  • Don’t offer any information. Answer only the questions the doctor asks you. If he asks you how the accident happened, give a very brief narrative, without a lot of details (example: If the doctor asks, “how did you injure your back?” Good answer: “Lifting a big machine at work.” Bad answer: “I had to lift a big machine because my co-worker was out sick and my boss really wanted that machine moved” etc., etc.)
  • Don’t lie. A lie can almost always be detected eventually, and if you are caught lying once, the jury will have a hard time believing anything else you say.
  • Don’t talk about your case or injury anywhere in the elevators or waiting rooms --- you may be overheard, and whoever overhears you might later show up in court and distort what you said.
  • Be careful when you walk in and out of the building --- some IME doctors actually watch you and love to write in their reports that you walked normally on the way in and out, but walked in apparent pain when you were in his presence. Don’t give the doctor a chance to write this in his report --- walk the same way, a natural way for you, no matter where you are.
  • Don’t wear inappropriate clothing or jewelry. Dress neatly and be clean and (men) shaven.
  • Be polite.
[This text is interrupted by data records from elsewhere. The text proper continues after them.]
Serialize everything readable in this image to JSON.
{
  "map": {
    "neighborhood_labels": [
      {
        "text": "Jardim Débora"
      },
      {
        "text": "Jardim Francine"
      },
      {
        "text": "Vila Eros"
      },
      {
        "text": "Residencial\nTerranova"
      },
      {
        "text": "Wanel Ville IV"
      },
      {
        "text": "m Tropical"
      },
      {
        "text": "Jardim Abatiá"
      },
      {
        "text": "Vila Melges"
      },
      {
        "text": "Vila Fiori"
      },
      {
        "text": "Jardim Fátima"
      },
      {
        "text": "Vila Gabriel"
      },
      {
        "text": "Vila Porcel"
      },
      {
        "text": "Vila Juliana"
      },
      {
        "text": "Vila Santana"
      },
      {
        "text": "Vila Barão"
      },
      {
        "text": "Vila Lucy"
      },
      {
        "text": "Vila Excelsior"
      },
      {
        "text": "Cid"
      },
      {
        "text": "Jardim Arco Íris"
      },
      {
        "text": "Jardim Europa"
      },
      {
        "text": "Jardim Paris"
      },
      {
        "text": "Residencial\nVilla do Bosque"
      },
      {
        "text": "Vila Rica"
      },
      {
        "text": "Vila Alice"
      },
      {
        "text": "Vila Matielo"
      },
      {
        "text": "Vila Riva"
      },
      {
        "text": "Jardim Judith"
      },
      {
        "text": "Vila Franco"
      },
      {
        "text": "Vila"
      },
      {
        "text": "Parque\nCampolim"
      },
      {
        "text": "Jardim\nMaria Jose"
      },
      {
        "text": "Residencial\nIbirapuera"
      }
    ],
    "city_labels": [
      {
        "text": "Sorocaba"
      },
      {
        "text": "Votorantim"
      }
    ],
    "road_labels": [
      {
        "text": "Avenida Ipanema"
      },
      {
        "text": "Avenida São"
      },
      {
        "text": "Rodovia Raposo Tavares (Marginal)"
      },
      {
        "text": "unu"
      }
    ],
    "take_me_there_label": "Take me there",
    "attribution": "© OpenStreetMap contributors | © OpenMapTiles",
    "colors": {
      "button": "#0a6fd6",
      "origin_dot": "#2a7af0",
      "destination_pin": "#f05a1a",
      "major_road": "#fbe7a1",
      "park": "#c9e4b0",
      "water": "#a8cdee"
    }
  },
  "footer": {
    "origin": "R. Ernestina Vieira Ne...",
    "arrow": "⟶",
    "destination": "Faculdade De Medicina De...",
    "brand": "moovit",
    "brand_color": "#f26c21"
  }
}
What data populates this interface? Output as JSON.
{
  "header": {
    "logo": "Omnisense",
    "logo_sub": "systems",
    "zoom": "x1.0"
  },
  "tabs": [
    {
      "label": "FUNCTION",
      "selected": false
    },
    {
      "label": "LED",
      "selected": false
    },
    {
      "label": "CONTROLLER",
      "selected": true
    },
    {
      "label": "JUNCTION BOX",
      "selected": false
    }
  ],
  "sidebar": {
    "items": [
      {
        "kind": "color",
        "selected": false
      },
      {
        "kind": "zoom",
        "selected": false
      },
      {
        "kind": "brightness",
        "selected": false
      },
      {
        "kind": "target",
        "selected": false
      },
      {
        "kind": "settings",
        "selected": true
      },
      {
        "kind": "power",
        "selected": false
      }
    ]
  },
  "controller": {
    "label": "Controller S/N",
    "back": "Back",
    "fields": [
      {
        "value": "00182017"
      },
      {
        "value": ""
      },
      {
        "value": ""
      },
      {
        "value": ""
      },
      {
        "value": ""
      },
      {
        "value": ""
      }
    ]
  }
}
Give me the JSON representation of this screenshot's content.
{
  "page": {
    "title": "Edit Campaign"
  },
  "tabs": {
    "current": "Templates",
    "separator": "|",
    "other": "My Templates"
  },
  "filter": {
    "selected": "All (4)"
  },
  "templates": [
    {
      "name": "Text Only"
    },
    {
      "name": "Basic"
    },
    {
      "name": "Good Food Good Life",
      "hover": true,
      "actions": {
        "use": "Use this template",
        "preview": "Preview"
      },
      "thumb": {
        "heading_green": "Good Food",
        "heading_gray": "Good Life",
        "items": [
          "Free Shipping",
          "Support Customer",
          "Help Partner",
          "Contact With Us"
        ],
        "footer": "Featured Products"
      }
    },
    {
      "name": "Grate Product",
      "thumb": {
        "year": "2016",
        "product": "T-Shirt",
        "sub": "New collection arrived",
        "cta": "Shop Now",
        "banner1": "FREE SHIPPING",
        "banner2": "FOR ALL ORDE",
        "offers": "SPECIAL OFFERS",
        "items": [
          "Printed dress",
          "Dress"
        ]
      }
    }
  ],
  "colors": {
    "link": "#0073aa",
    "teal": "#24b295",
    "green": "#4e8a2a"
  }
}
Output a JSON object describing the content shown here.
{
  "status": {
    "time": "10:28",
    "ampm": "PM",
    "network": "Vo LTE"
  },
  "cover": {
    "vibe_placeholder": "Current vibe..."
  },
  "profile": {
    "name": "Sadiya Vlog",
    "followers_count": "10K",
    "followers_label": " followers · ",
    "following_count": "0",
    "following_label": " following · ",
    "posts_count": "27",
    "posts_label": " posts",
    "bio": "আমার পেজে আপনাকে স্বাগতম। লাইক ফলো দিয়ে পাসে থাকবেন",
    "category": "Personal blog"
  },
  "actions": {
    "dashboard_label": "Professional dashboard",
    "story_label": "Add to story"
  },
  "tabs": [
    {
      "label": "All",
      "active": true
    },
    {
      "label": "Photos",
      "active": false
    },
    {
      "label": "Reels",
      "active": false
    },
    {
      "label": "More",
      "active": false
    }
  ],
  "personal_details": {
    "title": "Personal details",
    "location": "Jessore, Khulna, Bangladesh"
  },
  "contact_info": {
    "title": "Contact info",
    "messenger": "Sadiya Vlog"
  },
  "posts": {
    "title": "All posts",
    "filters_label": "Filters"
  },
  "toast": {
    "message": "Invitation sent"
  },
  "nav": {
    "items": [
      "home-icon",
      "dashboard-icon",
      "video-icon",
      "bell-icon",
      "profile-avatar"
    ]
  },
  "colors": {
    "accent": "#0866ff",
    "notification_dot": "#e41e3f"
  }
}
If the doctor asks you questions that are inappropriate and not related to your injury (for example, about your marital status, or your outside interests), just tell him politely that you are here because the insurance company wants him to examine you but you were not told that you had to give him any information unrelated to the injury.
  • Never discuss your case, your lawyer, or any money you expect to get from your case.
  • It is a good idea to have someone drive you to the IME and back home.
  • If your lawyer has not sent a professional nurse or doctor to the IME with you (at Michaels & Smolak, we often send a medical doctor to accompany you to liability IME’s), try to keep track of how long the doctor spent with you and the tests he did on you. Write it all down when you get home and report it to your lawyer.
What if I have other questions?

Contact us today and we will answer your questions and discuss your case for free.